This is how the general public will be introduced to virtual reality in racing games. The folks at Digital Spy have gotten their hands on the Virtual Reality-only re-release of DriveClub for the PlayStation 4 – taking advantage of the brand new PSVR headset – and dear God has the entire thing blown up in the face of Sony Entertainment and the group formerly known as Evolution Studios. It’s one thing to enable virtual reality support in a niche PC racing simulator, to be used only by hardcore sim racers who have adequately prepared their systems for the massive performance requirements, yet it’s a completely different ballgame to try and make this peripheral compatible with a console whose performance specifications simply aren’t quite there yet.

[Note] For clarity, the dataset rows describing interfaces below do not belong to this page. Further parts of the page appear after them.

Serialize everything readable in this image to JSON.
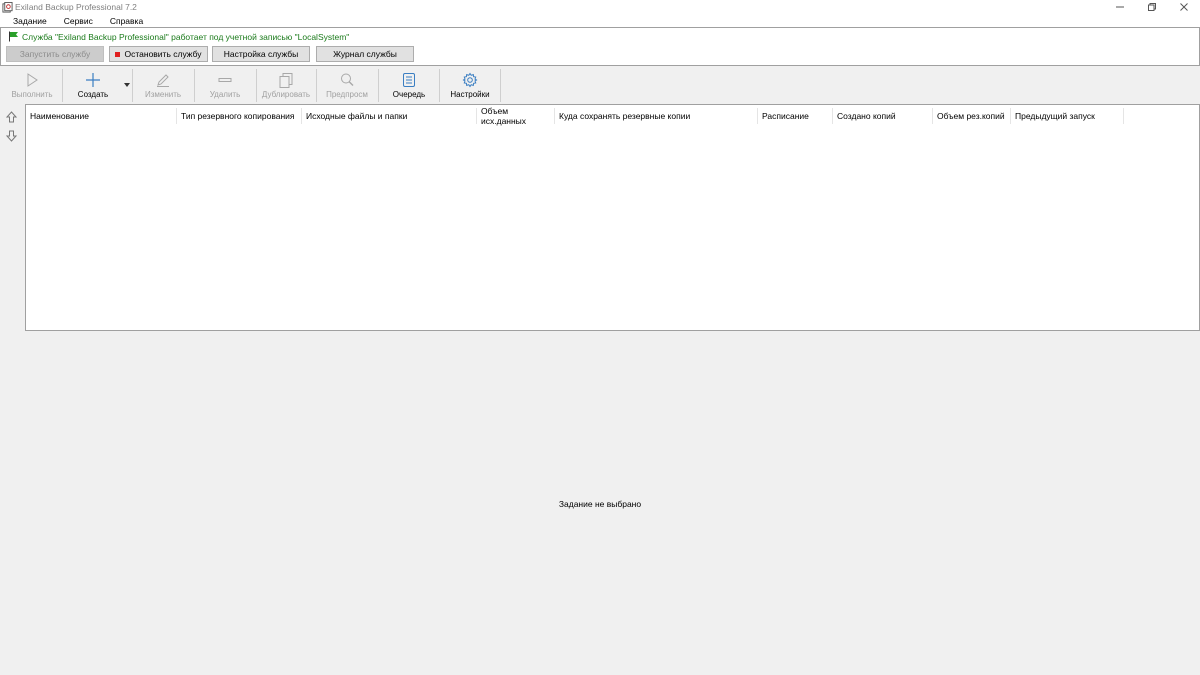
{
  "window": {
    "title": "Exiland Backup Professional 7.2",
    "app_icon": "backup-app-icon",
    "controls": [
      "minimize-icon",
      "restore-icon",
      "close-icon"
    ]
  },
  "menu": {
    "items": [
      {
        "label": "Задание"
      },
      {
        "label": "Сервис"
      },
      {
        "label": "Справка"
      }
    ]
  },
  "service": {
    "status_text": "Служба \"Exiland Backup Professional\" работает под учетной записью \"LocalSystem\"",
    "status_color": "#1a7a1a",
    "buttons": {
      "start": "Запустить службу",
      "stop": "Остановить службу",
      "settings": "Настройка службы",
      "log": "Журнал службы"
    }
  },
  "toolbar": {
    "run": "Выполнить",
    "create": "Создать",
    "edit": "Изменить",
    "delete": "Удалить",
    "duplicate": "Дублировать",
    "preview": "Предпросм",
    "queue": "Очередь",
    "settings": "Настройки"
  },
  "grid": {
    "columns": [
      "Наименование",
      "Тип резервного копирования",
      "Исходные файлы и папки",
      "Объем исх.данных",
      "Куда сохранять резервные копии",
      "Расписание",
      "Создано копий",
      "Объем рез.копий",
      "Предыдущий запуск"
    ],
    "rows": []
  },
  "details": {
    "empty_text": "Задание не выбрано"
  }
}
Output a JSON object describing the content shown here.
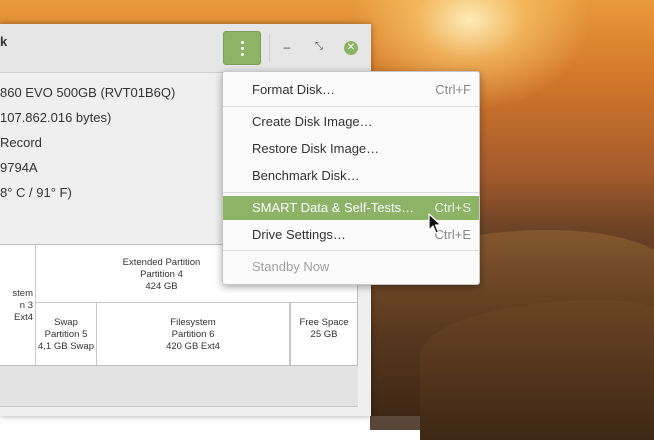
{
  "window": {
    "title": "k",
    "menu_button": "app-menu"
  },
  "disk_info": {
    "model": "860 EVO 500GB (RVT01B6Q)",
    "size": "107.862.016 bytes)",
    "partitioning": "Record",
    "serial": "9794A",
    "temperature": "8° C / 91° F)"
  },
  "partitions": {
    "extended": {
      "name": "Extended Partition",
      "partition": "Partition 4",
      "size": "424 GB"
    },
    "filesystem3": {
      "name": "stem",
      "partition": "n 3",
      "size": "Ext4"
    },
    "swap": {
      "name": "Swap",
      "partition": "Partition 5",
      "size": "4,1 GB Swap"
    },
    "filesystem6": {
      "name": "Filesystem",
      "partition": "Partition 6",
      "size": "420 GB Ext4"
    },
    "free": {
      "name": "Free Space",
      "size": "25 GB"
    }
  },
  "menu": {
    "items": [
      {
        "label": "Format Disk…",
        "shortcut": "Ctrl+F"
      },
      {
        "label": "Create Disk Image…",
        "shortcut": ""
      },
      {
        "label": "Restore Disk Image…",
        "shortcut": ""
      },
      {
        "label": "Benchmark Disk…",
        "shortcut": ""
      },
      {
        "label": "SMART Data & Self-Tests…",
        "shortcut": "Ctrl+S"
      },
      {
        "label": "Drive Settings…",
        "shortcut": "Ctrl+E"
      },
      {
        "label": "Standby Now",
        "shortcut": ""
      }
    ],
    "highlighted_index": 4
  },
  "colors": {
    "accent": "#8db367"
  }
}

DriveClub VR, at least according to Digital Spy, is a mammoth disappointment. Not only does the game suffer from numerous technical issues, playing the game for any length of time physically makes you sick. Oops.
The story behind DriveClub doesn’t exactly establish this casual-oriented racing game as a system-seller to begin with. Originally created by Evolution Studios (of Motorstorm fame), the arcade racer was a re-imagining of the Project Gotham Racing series, with Evolution actually welcoming aboard a handful of former Bizarre Creations employees for the PlayStation 4 launch title. DriveClub suffered numerous delays before eventually being pushed on the public in an unfinished state, resulting in rather justified atrocious initial reception. To their credit, Evolution indeed busted their asses to continuously update the game after release and bring it in line with their initial vision, but despite genuinely improving the product in the eyes of dedicated DriveClub fans, Evolution Studios were closed within the past year; the team absolved by rival racing game developer Codemasters.

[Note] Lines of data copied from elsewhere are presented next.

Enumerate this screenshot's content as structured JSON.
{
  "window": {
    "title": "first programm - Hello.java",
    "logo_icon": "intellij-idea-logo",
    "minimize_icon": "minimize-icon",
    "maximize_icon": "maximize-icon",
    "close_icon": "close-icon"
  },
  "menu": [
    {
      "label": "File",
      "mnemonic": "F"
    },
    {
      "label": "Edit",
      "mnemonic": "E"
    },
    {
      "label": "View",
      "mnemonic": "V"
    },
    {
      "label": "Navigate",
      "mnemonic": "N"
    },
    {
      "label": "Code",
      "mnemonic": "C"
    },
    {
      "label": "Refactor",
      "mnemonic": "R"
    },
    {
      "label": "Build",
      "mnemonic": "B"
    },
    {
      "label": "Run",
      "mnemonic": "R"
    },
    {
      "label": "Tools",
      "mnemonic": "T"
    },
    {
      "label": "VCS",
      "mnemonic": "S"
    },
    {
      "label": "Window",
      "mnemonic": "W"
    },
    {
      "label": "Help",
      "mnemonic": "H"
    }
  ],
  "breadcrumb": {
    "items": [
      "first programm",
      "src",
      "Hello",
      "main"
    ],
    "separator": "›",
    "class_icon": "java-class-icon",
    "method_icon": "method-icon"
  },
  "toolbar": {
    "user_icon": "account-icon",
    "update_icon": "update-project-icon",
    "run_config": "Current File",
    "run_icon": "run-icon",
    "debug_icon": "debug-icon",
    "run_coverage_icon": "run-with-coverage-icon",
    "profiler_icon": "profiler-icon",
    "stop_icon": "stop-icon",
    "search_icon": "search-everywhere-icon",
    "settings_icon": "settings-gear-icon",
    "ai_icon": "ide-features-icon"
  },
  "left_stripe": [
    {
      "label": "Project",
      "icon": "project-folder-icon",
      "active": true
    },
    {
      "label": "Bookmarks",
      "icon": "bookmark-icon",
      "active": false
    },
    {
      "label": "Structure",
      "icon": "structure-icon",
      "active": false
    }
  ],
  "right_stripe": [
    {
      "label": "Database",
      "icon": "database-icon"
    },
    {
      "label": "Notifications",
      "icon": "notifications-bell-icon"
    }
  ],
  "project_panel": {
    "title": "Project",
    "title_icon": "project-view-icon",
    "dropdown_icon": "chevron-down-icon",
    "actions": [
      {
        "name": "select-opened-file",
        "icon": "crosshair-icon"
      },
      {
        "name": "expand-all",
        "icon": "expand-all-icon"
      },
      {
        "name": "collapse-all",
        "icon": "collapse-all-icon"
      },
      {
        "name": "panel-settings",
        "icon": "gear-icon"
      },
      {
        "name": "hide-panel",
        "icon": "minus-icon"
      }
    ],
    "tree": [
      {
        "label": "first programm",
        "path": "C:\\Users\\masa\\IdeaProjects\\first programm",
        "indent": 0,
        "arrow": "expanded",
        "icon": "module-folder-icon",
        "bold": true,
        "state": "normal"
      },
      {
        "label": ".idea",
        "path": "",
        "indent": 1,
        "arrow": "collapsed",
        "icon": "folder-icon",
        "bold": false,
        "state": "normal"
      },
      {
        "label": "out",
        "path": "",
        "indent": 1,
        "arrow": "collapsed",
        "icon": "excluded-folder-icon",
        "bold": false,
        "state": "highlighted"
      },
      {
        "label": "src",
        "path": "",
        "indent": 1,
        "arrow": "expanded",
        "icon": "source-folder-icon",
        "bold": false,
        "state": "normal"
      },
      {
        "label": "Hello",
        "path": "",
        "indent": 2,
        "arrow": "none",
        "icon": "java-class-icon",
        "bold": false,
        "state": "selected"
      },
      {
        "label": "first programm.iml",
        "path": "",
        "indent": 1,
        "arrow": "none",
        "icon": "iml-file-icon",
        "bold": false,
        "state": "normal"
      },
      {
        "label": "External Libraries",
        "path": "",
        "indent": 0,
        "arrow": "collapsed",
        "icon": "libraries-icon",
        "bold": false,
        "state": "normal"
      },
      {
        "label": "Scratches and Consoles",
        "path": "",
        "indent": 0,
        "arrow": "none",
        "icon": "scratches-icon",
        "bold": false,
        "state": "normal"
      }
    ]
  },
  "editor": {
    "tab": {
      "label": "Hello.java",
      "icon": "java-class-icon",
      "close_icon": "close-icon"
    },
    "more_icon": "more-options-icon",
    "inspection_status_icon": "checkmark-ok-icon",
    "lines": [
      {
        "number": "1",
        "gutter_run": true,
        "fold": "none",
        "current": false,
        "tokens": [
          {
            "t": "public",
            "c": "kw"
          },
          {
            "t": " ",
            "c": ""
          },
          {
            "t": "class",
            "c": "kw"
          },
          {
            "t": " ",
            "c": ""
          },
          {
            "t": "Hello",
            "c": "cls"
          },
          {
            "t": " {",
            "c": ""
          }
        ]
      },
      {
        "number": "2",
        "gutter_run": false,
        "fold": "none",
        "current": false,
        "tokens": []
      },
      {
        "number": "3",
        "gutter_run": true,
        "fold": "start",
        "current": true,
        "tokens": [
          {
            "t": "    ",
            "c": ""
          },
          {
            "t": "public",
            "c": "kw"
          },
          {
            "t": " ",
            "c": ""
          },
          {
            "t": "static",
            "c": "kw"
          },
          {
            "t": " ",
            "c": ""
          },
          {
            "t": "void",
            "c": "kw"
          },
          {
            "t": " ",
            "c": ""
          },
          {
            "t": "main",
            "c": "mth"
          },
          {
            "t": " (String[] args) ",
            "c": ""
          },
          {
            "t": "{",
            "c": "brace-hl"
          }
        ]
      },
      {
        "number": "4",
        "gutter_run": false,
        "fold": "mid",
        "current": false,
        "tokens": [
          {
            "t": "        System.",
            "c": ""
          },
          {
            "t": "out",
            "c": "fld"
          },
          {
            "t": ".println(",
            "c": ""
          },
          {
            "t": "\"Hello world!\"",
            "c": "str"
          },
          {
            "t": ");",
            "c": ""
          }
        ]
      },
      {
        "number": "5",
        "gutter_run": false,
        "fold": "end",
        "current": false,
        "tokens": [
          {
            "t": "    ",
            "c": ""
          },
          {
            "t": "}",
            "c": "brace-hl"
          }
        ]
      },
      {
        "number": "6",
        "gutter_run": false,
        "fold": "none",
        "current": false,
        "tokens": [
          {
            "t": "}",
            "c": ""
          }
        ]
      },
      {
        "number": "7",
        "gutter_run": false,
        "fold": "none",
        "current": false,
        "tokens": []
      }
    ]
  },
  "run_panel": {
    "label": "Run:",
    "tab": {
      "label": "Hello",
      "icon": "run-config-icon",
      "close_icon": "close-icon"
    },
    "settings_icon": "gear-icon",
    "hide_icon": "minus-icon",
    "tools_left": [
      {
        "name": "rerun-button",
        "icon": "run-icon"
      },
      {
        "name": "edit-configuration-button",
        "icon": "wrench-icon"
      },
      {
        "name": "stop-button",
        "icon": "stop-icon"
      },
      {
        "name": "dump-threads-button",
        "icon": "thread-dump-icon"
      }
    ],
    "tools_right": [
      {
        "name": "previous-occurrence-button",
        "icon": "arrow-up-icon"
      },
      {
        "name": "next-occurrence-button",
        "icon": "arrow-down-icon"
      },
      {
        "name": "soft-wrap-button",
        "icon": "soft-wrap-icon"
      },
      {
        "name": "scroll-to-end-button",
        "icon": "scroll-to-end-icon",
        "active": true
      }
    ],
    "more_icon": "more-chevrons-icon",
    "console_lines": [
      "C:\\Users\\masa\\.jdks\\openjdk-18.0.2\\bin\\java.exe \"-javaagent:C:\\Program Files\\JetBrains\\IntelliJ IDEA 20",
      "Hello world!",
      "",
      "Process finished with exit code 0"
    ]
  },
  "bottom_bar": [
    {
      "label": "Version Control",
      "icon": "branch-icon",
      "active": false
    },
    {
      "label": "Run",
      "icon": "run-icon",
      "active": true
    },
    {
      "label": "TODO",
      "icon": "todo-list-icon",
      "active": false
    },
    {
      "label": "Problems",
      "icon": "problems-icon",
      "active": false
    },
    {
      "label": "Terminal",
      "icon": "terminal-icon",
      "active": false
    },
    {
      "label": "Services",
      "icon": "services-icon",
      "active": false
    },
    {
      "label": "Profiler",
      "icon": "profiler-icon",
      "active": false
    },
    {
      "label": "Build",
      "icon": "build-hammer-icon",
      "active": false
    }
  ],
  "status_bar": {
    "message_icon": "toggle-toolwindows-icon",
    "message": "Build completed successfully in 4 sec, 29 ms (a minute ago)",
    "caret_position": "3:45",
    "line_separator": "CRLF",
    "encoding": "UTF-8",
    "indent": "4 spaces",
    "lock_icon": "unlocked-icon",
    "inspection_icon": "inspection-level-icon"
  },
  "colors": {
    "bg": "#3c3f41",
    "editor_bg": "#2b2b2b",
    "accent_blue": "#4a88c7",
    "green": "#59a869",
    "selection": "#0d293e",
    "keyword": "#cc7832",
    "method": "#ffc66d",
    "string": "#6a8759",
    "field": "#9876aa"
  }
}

So before PlayStation VR was even on the horizon, DriveClub had basically been written off as a completely average driving game with no captivating elements by the masses – unlike it’s older step brother Project Gotham Racing. Sony Entertainment believed this was the perfect candidate for a Virtual Reality launch title.
The Digital Spy review draws attention to two key problems plaguing DriveClub VR, and it’s almost hilarious to see how many poor decisions were made when creating this game for the VR sub-platform.
First, the game looks like garbage, and runs poorly. Satisfactory performance is a huge factor in determining how long you can keep the headset on without needing a break, and instead Digital Spy notes that several staff members who were involved with evaluating the game threw the fuck up during their trials. I mentioned when I tried the Oculus Rift DK2 that your head feels a bit funny at first – yet you can eventually get used to it after warming up to the sensations – but DriveClub VR was actually making people sick. That’s not cool. Nobody is going to buy a game that makes them run to the washroom after a few laps.
Second, the vanilla DriveClub release, and DriveClub VR, are not associated with one other. They are two separate games, though owners of the DriveClub Season pass DLC can purchase the VR title at a discount. Not only is this a ridiculous rip-off, there is allegedly no way to transfer your progress from the original game into the VR re-release. You’re forced to start from scratch – a major problem considering how big of a game DriveClub has turned out to be after all the post-release additions.
These two factors add up to a game that is simply not worth your time, and that’s a pretty big problem when trying to push a revolutionary piece of new hardware on potential customers. When I got the chance to try the Oculus Rift DK2 many moons ago, I noted that the experience itself wasn’t bad, but there are an abundance of hurdles for developers to overcome. Unfortunately, Sony Entertainment have simply not managed to prepare the hardware for large-scale consumption upon release.